Mar 26, 2017

Daniel Kahneman on the spreading falsehoods

A reliable way to make people believe in falsehoods is frequent repetition, because familiarity is not easily distinguished from truth.  Authoritarian institutions and marketers have always known this fact.

~ Daniel Kahneman

Mar 22, 2017

Doug Pollitt on the U.S. government bond market

If you are a creditor, the last person you want to see on the other side of the table is Donald Trump.

~ Doug Pollitt, "And the dull pangs of regret...," Pollitt & Co. Research, November 16, 2016

Mar 17, 2017

Kevin Duffy on how Milton Friedman was guilty of data mining when studying the Great Depression

Milton Friedman studied the Great Depression and noticed that money supply dropped by one-third from 1929-1933.  He came to the conclusion that this was the cause of the depression and that the Fed hadn't acted strongly enough.  He also influenced a guy by the name of Ben Bernanke who, at Friedman’s 90th birthday party, vowed not to make the same “mistake.” 

Did the Fed really sit bit idly as Friedman claimed?  Actually, no.  The Fed acted aggressively, buying government securities and expanding its balance sheet from 1929-1933.  It also lowered the discount rate from 5% to 1 ½%.  Friedman appears to be guilty of data mining.  Correlation doesn’t prove causation.  In fact, gold flows and loss of confidence in banks were contributing factors to the contraction in money supply.  If anything, the monetary inflation of the Fed probably made matters worse.

~ Kevin Duffy, "Mr. Market Flunks the Marshmallow Test," Grant's Spring Conference, March 15, 2017

Mar 12, 2017

Kevin Duffy on the elitist bubble

The financial elites think the masses are ignorant rubes who show up late for every asset party.  Yet it is the elites who are most economically ignorant -- the ultimate bag holders this cycle.

~ Kevin Duffy

Mar 9, 2017

~ Joseph Sobran on the two economies

As I see it now, there are really two economies — two distinct systems of producing and exchanging wealth.  Or rather, two systems that purport to do these things, though only one of them really produces anything, and the other is organized by a peculiar form of exchange.

The first is what is called the trade economy — the one summed up in the phrase "the free market."  The other might be called "the tax economy."
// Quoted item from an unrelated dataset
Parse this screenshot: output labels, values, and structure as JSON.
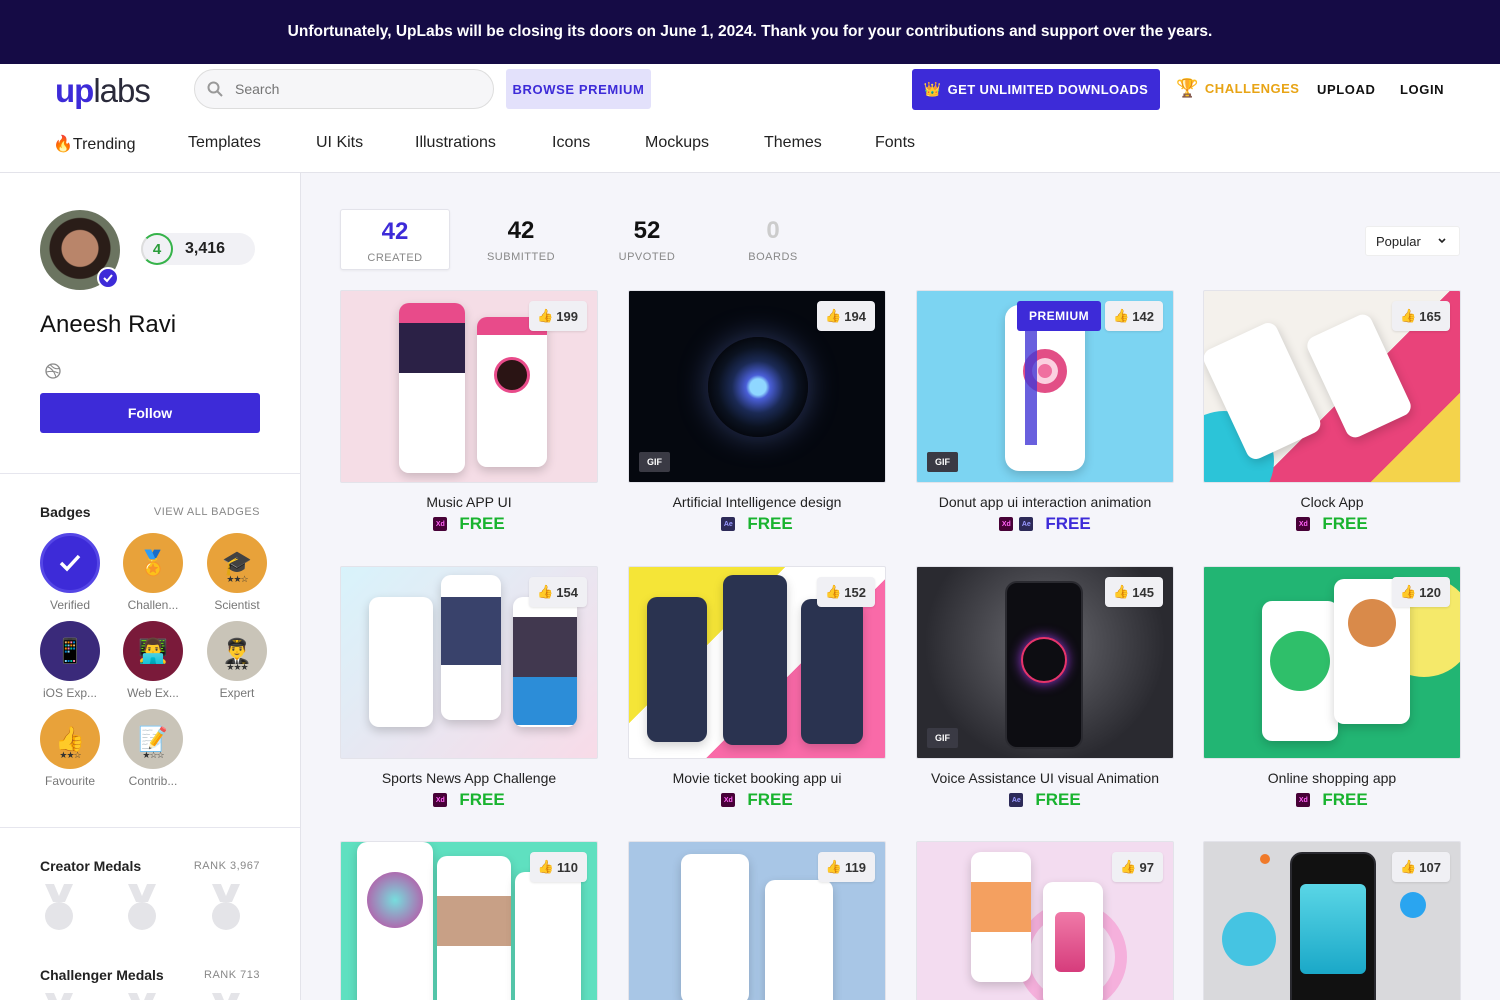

The trade economy is so familiar there is no need to say much about it, beyond pointing out that its operative principle is consent.  Its mechanism is the price system.

The tax economy is something fairly new—to America anyway.  A few generations ago the amount of wealth taken in taxes was only a sliver of the country's aggregate wealth.  But the government's share has increased to such an extent that it has become a whole separate economy.

~ Joseph Sobran, "The Two Economies," The Free Market, January 1991

Joseph Sobran on greed and the state

The state is never accused of greed.  There is no limit to what it may take from us. And those who live on what is taken in taxes are never accused of greed either.  Greed is virtually identified with the "profit motive." We have no invidious term for the parasitic motive.  The state and its clients are all but immune from moral criticism.

~ Joseph Sobran, "The Two Economies," The Free Market, January 1991

Mar 5, 2017

Business Week economist on government spending to fight the Great Depression

Just as we saved our way into depression, we must squander our way out of it.

~ Virgil Jordon, Business Week economist, 1932